Turkey keeping Maduro regime afloat in exchange for Venezuelan gold - Bloomberg
Venezuelan President Nicolas Maduro’s relationship with Turkey made headlines last month after his visit to the restaurant owned by Turkish social media sensation Salt Bae in Istanbul, where he dined like a king, sparked international protests pointing out the abject conditions suffered by Venezuelans back home, where an economic crisis has left many short of food.
The Maduro administration’s relationship with Turkey, however, goes much deeper, and Turkey has been supplying just enough staple goods to keep the authoritarian regime afloat in exchange for a wealth of Venezuelan resources, including vast quantities of gold, Bloomberg reported on Thursday.
“Turkish products—pasta, rice, and corn flour—fill the heavily discounted food packets Venezuelan officials use to maintain political fealty among the increasingly cash-strapped citizenry,” said journalists Ethan Bronner and Andrew Rosatti in their report.

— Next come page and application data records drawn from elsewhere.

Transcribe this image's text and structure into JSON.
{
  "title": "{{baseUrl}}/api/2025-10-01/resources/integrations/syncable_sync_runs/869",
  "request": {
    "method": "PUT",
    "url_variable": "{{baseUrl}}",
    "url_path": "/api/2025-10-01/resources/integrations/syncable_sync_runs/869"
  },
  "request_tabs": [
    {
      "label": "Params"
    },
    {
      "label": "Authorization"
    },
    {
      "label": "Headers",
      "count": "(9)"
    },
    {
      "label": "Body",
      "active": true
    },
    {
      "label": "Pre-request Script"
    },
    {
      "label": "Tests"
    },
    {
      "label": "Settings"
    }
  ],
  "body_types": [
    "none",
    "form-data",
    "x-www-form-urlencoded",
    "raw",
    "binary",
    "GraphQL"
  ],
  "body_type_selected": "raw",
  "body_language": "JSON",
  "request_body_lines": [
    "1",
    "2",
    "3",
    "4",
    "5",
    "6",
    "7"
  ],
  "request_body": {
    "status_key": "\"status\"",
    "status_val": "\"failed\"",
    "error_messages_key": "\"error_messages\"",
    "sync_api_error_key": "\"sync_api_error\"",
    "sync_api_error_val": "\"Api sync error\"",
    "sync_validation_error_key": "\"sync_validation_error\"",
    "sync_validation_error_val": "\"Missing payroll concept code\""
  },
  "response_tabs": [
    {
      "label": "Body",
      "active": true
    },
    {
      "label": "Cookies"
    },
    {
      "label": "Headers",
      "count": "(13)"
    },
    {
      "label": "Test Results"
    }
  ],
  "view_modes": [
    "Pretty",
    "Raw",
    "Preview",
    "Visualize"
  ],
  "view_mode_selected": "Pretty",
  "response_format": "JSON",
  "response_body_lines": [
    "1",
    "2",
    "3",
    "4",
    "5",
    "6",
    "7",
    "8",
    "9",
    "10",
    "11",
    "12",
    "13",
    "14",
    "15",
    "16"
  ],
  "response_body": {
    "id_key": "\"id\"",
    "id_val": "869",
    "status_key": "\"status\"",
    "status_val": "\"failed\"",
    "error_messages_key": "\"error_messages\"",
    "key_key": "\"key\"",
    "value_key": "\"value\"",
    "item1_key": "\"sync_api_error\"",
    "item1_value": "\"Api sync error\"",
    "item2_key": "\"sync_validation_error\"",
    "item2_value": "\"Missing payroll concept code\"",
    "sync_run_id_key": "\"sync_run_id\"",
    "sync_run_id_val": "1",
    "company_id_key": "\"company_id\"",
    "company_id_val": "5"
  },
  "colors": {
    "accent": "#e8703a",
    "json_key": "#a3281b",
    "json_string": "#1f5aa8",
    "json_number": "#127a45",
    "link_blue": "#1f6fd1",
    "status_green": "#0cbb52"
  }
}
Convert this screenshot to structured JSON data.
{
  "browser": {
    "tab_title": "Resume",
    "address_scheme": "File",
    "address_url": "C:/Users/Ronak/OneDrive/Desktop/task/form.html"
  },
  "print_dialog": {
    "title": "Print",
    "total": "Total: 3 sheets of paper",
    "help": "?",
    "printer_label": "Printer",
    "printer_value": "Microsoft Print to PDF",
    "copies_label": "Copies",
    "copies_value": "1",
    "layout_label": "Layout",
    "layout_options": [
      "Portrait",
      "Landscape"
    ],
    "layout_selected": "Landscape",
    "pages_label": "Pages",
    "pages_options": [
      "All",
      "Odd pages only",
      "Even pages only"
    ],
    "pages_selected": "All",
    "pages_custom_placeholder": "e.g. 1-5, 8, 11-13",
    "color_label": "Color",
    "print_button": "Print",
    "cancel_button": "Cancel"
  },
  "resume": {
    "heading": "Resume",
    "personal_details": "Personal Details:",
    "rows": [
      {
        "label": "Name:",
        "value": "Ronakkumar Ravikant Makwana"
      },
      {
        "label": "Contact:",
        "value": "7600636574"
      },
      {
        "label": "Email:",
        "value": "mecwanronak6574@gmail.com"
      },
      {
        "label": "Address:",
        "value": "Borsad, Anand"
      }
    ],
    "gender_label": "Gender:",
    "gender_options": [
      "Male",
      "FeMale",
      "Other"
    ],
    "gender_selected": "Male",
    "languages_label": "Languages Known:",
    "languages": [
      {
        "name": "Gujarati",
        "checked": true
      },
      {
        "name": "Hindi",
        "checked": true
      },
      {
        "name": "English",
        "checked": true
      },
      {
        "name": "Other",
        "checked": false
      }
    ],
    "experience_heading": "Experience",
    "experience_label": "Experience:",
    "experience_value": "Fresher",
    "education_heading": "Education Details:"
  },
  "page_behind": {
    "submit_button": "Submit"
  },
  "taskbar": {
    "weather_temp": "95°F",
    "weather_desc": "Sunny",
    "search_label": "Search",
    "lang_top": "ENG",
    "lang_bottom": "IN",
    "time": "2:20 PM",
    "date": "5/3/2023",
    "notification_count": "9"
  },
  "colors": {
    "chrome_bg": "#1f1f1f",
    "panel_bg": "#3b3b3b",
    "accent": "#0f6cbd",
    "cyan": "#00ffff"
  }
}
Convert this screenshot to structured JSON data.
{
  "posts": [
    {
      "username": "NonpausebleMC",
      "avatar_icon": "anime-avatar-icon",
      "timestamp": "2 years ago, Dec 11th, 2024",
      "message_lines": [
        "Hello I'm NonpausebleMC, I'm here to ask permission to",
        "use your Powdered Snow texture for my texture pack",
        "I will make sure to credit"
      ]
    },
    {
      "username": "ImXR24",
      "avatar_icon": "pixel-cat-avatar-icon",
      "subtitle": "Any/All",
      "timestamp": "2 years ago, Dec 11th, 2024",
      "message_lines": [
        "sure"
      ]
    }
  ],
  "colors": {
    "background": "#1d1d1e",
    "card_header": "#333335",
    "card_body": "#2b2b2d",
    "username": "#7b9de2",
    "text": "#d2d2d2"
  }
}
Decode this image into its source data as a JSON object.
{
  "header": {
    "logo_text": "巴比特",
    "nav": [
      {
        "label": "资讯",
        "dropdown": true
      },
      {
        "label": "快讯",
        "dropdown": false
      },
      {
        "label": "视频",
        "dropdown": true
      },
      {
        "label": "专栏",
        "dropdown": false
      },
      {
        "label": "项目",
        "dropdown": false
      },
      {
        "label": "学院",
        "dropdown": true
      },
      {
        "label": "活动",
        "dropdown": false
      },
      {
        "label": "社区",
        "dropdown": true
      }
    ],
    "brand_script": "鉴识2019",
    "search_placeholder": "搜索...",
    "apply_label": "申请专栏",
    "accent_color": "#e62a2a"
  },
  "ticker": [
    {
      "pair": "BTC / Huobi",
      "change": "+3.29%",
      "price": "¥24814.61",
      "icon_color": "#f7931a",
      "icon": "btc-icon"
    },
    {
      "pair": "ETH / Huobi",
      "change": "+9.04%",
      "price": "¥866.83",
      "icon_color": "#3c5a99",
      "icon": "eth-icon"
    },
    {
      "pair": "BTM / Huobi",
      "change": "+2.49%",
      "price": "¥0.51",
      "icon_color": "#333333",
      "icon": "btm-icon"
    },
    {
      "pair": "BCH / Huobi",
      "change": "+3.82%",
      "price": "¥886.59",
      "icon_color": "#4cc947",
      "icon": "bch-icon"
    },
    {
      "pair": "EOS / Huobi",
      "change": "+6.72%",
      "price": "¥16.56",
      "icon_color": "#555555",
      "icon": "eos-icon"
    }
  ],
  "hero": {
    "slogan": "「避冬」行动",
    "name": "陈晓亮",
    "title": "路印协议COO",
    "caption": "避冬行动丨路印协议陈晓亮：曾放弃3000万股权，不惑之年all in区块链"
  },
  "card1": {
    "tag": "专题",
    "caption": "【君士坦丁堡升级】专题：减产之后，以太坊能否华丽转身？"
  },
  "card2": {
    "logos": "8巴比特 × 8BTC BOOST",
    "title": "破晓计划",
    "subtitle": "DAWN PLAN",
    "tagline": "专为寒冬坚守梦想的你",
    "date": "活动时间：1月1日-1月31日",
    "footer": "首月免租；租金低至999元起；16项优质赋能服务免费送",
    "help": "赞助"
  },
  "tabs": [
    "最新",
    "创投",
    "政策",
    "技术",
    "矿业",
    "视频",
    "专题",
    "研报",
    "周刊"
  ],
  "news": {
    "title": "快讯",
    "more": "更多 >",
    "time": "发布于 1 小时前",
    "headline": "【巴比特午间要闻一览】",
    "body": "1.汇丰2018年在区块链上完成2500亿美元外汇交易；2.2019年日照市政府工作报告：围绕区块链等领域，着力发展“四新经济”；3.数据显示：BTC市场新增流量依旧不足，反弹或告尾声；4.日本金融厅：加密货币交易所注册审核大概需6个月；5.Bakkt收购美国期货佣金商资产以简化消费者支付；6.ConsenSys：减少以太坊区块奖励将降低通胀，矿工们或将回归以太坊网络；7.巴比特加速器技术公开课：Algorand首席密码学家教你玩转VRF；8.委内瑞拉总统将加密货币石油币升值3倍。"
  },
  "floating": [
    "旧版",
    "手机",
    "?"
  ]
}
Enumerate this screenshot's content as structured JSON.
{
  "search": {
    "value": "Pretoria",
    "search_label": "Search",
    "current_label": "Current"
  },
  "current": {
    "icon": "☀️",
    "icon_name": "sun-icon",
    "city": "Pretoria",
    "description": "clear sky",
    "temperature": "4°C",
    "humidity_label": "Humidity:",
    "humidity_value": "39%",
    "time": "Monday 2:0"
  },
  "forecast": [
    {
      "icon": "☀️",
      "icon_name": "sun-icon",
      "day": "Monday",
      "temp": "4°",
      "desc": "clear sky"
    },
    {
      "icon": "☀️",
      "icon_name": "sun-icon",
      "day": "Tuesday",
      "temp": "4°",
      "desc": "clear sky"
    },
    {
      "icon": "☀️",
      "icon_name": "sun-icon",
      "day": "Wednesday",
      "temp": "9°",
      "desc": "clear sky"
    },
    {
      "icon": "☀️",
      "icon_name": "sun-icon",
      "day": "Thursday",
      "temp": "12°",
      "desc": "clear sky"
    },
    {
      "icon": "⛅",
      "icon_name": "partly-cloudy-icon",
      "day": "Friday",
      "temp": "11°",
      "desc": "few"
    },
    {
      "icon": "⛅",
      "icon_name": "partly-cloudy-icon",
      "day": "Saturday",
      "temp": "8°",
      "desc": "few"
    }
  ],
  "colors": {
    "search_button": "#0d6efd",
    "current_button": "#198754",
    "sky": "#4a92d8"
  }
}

Meanwhile, Turkey is setting up joint ventures with the Venezuelan government for gold and coal exploration and has started investing in the country’s oil industry.
Gold – worth $834 million in the first 7 months of 2018 alone – is being shipped to Turkey for refinement and procession, and U.S. officials have said some may be making its way to Iran from there, a contravention of sanctions.
Turkey has already been in hot water for breaking U.S. sanctions on Iran, with the Turkish executive of the state-owned Halkbank sentenced this year for his part in what has been described as the largest sanctions-busting scheme ever. Halkbank is still awaiting what is expected to be a hefty fine for its part in the scheme.
U.S. Assistant Treasury Secretary Marshall Billingslea has already singled out Venezuela’s gold mines, which are reportedly run under military supervision or by criminal gangs, as “illicit,” and told the United Nations last month the United States is “keenly interested in where the gold from these strip mines is going.”
A U.S. official quoted by Bloomberg said that if Venezuelan gold is being conveyed to Iran, it could be Turkish President Recep Tayyip Erdoğan’s way of “deliberately taunting” the United States since relations between the two countries have been severely strained this year.
Meanwhile, one of Turkey’s two top business associations, MÜSİAD, has established offices in the Venezuelan capital city of Caracas this year, and the pro-government group’s efforts have reportedly resulted in a growth in trade.
“If I had my way, Venezuela and Turkey would wed … Turkey has the businesses and the know-how, Venezuela the minerals and resources. Turkey and Venezuela have the same enemy, the United States, which attacks everyone,” MÜSİAD’s Venezuela representative Hayri Küçükyavuz was quoted as saying.
Carlos Romero, a political scientist at Central University of Venezuela in Caracas, told Bloomberg the trade has become a kind of “humanitarian channel” from Turkey providing Maduro’s government with enough food and medicine to keep it from being forced to turn to the West or the UN.
“The Turkish aid will never be enough, but it helps to maintain the regime in power. The central thesis right now is: ‘How do we survive?’ ” queried Romero.